How to Make a Dress With Pre-Smocked Fabric

By Heather Berkowe
Pre-smocked fabric, a variety, colors, prints
Hemera Technologies/ Images

Pre-smocked fabric is fabric that has been gathered in with the use of elastic thread. This is usually done using a smocking machine called a pleater. Usually, the smocking is applied to the top quarter of the fabric so that you can make a dress that is tight at the bodice and loose at the hem. Buying pre-smocked fabric is particularly useful because it saves you the time and trouble of either smocking the fabric or attaching elastic to the fabric.

Step 1

Measure your bodice at the top of your bust using the tape measure.

Step 2

Subtract 2-inches from that measurement.

Step 3

Lay the fabric on a table or other flat surface.

Step 4

Make a mark on the fabric along the top edge of the smocking side of the fabric, the measurement from Step 2 away from the fabric edge.

Step 5

Sew the fabric across the width of the fabric in a straight vertical line using the machine straight stitch.

Step 6

Cut the fabric 1/2-inch outside the stitch line.

Step 7

Fold the piece of fabric in half, right sides together, matching up the side seams or edges of the fabric.

Step 8

Sew the fabric using either a machine straight stitch or a serger along the fabric edge 5/8-inch from the fabric edge.

Step 9

Put the dress on and make a mark along the length of the dress where you'd like it to finish.

Step 10

Take the dress off and lay it flat on a table.

Step 11

Cut the hem parallel to the bodice of the dress, 1-inch longer than the dot that you made.

Step 12

Fold the hem back 1-inch.

Step 13

Sew the hem, 3/4-inch from the fold edge using a machine straight stitch.

Step 14

Turn the dress right-side out.

About the Author

Heather Berkowe is a fashion designer with a Bachelor of Fine Arts in fashion design.

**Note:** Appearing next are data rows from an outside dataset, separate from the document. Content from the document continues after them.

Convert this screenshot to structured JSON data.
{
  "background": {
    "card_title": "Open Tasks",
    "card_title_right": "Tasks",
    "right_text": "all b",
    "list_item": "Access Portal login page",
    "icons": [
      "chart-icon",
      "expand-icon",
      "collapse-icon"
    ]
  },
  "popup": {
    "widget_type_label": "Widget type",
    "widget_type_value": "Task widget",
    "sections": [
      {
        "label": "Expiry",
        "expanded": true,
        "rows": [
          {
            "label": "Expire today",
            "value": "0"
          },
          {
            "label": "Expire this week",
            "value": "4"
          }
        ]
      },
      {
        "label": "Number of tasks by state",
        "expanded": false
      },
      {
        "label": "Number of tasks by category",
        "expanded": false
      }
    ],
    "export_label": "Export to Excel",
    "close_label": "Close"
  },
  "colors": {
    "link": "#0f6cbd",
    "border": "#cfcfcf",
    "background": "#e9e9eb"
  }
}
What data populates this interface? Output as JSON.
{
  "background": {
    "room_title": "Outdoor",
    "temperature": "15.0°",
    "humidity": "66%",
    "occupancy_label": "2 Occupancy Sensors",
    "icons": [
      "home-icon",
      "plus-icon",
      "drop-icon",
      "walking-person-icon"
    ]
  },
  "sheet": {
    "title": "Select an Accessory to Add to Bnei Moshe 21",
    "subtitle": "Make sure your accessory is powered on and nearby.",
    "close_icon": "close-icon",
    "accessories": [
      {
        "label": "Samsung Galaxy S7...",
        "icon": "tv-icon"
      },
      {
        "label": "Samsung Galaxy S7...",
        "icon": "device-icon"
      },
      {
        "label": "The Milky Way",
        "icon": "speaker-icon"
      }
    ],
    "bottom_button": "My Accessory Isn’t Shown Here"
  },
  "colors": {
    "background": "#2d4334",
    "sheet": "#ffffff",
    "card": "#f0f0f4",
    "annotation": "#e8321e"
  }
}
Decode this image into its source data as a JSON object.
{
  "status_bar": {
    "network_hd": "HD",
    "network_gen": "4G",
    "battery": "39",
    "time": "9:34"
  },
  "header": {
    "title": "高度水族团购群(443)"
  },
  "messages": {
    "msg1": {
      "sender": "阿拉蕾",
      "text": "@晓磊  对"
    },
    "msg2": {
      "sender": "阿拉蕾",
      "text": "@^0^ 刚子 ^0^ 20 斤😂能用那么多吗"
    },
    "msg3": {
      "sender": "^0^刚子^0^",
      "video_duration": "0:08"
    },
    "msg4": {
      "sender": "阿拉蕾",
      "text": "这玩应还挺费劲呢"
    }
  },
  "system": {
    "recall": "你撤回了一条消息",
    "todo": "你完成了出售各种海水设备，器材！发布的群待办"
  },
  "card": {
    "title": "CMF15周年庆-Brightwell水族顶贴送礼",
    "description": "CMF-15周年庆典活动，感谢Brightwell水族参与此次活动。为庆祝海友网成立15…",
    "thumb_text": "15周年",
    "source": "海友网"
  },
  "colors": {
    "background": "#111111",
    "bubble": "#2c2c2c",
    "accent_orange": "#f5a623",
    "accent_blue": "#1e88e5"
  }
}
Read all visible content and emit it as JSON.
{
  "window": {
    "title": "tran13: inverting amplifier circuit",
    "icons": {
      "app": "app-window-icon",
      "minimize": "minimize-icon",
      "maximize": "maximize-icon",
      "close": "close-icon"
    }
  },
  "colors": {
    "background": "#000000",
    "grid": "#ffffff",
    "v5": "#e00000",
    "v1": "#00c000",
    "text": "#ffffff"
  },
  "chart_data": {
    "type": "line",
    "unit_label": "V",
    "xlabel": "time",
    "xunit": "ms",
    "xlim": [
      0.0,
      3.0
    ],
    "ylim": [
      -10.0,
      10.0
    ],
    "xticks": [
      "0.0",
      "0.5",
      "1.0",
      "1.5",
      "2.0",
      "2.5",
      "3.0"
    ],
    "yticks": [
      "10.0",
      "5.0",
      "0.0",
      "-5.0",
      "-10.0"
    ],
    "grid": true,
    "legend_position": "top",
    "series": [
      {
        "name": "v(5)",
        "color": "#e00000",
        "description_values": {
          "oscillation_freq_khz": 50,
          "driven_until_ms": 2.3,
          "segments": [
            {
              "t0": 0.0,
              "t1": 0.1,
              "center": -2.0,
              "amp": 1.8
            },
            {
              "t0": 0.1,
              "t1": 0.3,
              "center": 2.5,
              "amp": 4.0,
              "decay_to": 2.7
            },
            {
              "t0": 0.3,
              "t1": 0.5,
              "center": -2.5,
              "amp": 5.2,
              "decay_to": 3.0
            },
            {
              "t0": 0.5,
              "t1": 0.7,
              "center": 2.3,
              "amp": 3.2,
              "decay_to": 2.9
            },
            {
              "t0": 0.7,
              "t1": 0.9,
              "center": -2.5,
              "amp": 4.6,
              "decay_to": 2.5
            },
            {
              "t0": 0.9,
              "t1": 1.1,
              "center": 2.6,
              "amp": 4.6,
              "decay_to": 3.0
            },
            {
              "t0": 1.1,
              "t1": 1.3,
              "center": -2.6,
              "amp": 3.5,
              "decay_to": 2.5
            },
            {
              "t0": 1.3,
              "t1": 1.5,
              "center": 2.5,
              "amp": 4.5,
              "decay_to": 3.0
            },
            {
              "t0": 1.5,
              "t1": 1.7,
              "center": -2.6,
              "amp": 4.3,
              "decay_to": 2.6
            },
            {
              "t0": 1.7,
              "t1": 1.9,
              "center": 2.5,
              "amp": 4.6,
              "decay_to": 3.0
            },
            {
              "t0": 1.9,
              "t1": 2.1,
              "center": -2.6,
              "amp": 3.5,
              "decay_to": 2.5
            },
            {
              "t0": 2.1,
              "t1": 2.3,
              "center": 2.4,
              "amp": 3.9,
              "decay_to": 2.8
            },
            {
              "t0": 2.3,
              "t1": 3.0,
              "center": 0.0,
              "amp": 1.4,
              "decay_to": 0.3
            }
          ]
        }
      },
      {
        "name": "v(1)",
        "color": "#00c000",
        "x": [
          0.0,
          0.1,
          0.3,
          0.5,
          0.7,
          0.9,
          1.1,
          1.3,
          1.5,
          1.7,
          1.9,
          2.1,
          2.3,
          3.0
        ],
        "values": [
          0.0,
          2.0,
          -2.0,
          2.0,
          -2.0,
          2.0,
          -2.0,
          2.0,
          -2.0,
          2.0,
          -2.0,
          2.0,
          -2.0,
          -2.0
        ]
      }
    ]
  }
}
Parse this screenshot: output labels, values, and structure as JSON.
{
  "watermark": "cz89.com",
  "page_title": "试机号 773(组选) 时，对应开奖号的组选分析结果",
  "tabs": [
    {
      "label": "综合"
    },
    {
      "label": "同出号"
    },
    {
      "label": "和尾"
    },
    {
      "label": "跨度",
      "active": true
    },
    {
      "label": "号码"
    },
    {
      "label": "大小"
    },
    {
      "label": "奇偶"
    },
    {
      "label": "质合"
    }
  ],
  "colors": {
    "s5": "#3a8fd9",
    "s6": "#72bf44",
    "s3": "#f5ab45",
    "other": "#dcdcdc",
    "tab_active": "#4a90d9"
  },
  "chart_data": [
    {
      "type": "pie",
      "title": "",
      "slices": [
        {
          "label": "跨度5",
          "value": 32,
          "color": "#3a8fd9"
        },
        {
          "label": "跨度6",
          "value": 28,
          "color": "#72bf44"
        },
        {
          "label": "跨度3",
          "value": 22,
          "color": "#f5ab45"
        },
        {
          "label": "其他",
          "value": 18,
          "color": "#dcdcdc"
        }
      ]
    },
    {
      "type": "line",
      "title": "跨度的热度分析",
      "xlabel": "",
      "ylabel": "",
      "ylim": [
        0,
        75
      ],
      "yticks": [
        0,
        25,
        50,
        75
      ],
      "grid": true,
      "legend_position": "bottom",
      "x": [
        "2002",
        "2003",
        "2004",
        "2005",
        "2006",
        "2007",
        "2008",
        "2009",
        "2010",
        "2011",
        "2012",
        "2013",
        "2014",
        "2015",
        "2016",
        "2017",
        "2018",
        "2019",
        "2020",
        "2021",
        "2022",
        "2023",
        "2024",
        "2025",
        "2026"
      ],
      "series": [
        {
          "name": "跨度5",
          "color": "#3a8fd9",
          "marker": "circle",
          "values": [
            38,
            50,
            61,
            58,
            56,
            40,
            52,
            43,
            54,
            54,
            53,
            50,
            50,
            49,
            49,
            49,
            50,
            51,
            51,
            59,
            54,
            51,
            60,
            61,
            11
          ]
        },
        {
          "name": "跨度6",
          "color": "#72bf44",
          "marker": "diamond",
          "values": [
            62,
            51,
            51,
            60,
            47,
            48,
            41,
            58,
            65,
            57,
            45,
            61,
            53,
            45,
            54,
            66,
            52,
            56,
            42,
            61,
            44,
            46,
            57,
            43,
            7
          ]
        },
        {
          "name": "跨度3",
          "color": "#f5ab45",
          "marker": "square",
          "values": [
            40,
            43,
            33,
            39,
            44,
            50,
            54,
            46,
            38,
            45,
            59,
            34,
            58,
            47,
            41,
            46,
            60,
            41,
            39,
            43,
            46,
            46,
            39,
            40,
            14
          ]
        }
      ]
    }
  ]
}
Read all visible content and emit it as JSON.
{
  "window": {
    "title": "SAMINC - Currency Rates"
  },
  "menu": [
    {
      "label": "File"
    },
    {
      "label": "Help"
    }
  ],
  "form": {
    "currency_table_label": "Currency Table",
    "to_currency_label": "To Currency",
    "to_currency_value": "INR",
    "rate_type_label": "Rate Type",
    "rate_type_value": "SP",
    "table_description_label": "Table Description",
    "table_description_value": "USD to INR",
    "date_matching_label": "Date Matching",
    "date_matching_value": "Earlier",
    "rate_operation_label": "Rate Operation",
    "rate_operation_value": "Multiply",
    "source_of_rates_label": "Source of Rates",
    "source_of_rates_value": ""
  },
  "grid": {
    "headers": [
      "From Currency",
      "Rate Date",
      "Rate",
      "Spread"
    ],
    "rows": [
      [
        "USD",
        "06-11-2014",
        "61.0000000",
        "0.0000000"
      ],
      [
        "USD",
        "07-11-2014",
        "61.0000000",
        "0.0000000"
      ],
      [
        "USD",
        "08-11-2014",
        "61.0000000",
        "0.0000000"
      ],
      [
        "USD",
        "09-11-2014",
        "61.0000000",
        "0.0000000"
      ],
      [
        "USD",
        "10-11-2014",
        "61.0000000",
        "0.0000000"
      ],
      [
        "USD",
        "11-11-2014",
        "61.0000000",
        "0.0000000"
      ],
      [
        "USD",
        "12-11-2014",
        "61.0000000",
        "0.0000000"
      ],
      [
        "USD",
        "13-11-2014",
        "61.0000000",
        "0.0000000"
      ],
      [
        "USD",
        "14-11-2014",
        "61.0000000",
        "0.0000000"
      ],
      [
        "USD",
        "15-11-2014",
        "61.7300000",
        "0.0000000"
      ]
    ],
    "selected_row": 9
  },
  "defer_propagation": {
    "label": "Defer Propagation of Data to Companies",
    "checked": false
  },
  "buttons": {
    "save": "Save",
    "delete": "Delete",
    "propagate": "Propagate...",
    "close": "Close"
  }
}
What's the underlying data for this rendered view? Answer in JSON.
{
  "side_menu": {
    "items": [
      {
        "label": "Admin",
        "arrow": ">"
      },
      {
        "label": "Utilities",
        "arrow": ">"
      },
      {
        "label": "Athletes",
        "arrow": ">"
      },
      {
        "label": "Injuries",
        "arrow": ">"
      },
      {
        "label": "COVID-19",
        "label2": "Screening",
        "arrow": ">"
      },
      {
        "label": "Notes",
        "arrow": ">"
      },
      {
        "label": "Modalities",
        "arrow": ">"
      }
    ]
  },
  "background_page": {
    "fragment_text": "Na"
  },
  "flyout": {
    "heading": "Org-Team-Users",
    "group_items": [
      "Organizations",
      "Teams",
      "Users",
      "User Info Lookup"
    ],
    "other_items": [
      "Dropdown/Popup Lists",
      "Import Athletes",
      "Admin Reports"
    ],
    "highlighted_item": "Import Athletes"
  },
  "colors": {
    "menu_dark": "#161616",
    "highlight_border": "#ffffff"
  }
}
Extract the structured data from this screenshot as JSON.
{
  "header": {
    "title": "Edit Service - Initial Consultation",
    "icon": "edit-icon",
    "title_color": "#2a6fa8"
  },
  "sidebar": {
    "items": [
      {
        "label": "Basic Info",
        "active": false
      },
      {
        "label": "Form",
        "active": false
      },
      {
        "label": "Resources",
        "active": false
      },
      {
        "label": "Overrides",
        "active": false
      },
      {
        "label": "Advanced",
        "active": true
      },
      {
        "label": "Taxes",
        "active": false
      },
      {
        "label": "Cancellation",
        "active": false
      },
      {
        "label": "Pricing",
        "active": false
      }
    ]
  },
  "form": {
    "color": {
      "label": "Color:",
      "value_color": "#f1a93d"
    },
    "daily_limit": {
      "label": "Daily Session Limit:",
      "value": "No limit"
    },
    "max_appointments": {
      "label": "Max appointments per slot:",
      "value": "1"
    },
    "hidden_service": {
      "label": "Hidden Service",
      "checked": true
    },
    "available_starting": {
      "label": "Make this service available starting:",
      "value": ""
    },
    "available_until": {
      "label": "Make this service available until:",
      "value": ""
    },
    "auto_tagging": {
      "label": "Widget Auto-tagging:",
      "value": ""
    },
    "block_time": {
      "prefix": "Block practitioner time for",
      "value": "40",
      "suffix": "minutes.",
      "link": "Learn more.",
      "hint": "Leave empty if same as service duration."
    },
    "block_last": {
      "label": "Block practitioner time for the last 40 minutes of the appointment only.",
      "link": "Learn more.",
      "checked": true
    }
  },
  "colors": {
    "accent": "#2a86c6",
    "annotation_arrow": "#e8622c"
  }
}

She has more than five years of experience in the fashion industry, including design work for lingerie brands and owning the inner-wear company Soussuits. Berkowe has been writing since 1997, with work appearing in the "Journal News" and Metropolitan Museum of Art exhibitions.